All too often, I had the impression of unsympathetic people attacking a parody of transhumanism, something synthesised from a few books or articles by Ray Kurzweil (who does not even call himself a transhumanist) and a few others, while missing out on what the transhumanist movement is really all about. Sure, there may be some actual transhumanists whose views correspond fairly closely to the vulgar, simplistic synthesis which the Global Spiral authors decided to attack. But transhumanism is a far more variegated and subtle phenomenon.

The transhumanists strike back: avoiding a spiral of nonsense

To the credit of The Global Spiral's editorship, however, it has permitted a sort of right of reply. We need to thank Natasha Vita-More for making contact, and getting the editors to agree to a further special issue - but this time with essays from leading transhumanist thinkers, or thinkers associated with the transhumanist movement, all asked to respond to specific pieces in the original issue. Natasha asked me to consider the piece by Lutheran theologian Ted Peters, in particular.

Ten thinkers will appear in the forthcoming issue: apart from Natasha Vita-More and Russell Blackford, whom I've already mentioned, there will be Max More, Aubrey de Grey, Amara Graps, Mark Walker, Martine Rothblatt, Mike LaTorra, Nick Bostrom, and Sky Marsen.
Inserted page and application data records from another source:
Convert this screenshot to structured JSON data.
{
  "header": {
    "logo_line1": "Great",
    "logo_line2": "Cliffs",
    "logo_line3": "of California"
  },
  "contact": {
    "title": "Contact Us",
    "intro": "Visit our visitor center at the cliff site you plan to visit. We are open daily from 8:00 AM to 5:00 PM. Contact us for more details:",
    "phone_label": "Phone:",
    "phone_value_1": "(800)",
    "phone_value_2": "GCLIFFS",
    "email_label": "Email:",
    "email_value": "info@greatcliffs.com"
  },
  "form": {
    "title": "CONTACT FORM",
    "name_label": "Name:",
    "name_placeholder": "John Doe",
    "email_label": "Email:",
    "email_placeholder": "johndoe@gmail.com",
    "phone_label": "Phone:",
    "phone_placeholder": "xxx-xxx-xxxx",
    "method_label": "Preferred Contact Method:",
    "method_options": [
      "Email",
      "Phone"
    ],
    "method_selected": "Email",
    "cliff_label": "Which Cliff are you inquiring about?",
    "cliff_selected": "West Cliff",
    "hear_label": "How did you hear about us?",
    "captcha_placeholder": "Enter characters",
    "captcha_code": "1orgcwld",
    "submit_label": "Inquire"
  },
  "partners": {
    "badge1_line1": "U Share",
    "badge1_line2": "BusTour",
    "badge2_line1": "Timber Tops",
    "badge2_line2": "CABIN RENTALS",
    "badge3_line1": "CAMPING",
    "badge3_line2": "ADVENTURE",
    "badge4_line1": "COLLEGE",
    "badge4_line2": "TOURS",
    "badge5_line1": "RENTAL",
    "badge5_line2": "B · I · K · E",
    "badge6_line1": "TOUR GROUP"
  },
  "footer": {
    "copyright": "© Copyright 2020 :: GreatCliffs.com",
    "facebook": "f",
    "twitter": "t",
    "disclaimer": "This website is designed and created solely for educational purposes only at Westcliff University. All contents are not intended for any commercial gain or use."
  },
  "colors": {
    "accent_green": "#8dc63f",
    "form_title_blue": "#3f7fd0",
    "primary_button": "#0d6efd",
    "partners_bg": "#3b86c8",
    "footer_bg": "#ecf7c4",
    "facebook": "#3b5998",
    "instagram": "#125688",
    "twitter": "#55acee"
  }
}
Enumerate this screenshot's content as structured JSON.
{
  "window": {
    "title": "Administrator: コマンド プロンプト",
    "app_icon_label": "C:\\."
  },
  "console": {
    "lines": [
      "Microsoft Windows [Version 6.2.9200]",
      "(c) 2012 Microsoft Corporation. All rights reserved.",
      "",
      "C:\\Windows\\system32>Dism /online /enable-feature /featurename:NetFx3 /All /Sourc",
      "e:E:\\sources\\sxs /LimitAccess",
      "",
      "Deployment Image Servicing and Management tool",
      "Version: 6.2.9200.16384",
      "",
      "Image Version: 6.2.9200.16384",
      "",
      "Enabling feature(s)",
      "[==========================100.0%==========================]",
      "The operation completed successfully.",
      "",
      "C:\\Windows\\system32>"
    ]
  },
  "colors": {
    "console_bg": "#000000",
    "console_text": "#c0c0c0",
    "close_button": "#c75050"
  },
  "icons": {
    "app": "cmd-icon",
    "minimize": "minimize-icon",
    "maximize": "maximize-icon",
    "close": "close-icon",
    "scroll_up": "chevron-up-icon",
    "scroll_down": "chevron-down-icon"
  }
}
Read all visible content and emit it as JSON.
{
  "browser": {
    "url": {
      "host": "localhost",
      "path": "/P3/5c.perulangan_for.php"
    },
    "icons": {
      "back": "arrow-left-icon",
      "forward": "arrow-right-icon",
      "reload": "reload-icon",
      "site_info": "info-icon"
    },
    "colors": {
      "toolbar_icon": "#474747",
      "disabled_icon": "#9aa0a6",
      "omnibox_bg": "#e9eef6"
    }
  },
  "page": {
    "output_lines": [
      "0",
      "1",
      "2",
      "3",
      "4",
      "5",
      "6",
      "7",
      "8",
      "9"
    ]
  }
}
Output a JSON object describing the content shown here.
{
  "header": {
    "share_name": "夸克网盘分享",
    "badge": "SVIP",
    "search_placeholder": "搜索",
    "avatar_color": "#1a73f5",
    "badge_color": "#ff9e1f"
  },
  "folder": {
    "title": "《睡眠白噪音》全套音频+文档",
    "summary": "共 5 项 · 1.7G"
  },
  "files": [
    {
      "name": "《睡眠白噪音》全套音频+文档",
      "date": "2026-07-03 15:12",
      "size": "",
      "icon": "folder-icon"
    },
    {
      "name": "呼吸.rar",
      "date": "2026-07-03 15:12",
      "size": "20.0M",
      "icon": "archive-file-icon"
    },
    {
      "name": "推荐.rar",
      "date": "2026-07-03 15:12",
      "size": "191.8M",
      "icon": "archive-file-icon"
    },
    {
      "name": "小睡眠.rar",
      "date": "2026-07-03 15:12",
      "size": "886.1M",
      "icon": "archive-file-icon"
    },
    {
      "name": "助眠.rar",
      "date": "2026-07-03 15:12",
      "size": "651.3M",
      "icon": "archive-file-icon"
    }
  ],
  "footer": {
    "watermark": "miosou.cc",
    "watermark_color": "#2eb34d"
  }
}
This is enough intellectual firepower to show that "our" side is quite capable of critiqueing the critiques. (I must put scare quotes around "our side", as I did, because much of the point is that there is no "our side" in any simple sense; the transhumanist movement is simply too diverse for that, with many complex positions on offer, and with thinkers who continue to reflect ... and to refine their views.)

I'm pleased to have been asked to contribute this project. I'm sure it will be successful, and I expect a body of writing that is far more fresh and subtle than the rather tired criticisms of a vulgar parody of transhumanism.

Russell Blackford is an Australian philosopher. He has published extensively (novels, short stories, academic monographs and articles, and book reviews) and is editor-in-chief of The Journal of Evolution and Technology. His home blog is Metamagician and the Hellfire Club.

(With apologies to George for stealing his Ghost in the Shell image. I couldn't resist it for the purpose of this post.)

1 comment:

Blake Stacey said...

In any sufficiently large and diverse group, there seem to arise walking strawmen, individuals who in all candour and honesty embody the traits of a caricature. Witness the fundamentalist Bible-thumping Christians, not to mention the knee-jerk atheists of Internet discussion fora. (The tendency of Internet discussions to make visible only part of an individual's personality no doubt exacerbates this problem.) Look hard enough, and you'll probably find a few naive Singulatarians who have read Kurzweil and little else; the message they receive meshes so perfectly with their desires that their baloney-detection faculties are never engaged.

(I was once a teenager like that.)

All that said, critiquing the most caricature-friendly fringe of a movement does not substitute for critiquing the rest of it. The views which are fringe in a philosophical sense may be socially or politically significant, a case which is arguably true for fundamentalist Christianity (as opposed to the theologically refined flavours, which sometimes seem to be held by twelve old men, all of whom live in Oxford). I am doubtful that this case holds true for transhumanism.

(Incidentally, aside from a few pages skimmed at a friend's house, I've only ever read the Ghost in the Shell manga in French. If we get another economic stimulus package, I might buy a translation into American and compare the two. On the days when my physics career seems to be going nowhere with unusual rapidity, I've seriously contemplated contacting my literature professor friends from days past and writing a master's thesis on the GitS franchise.)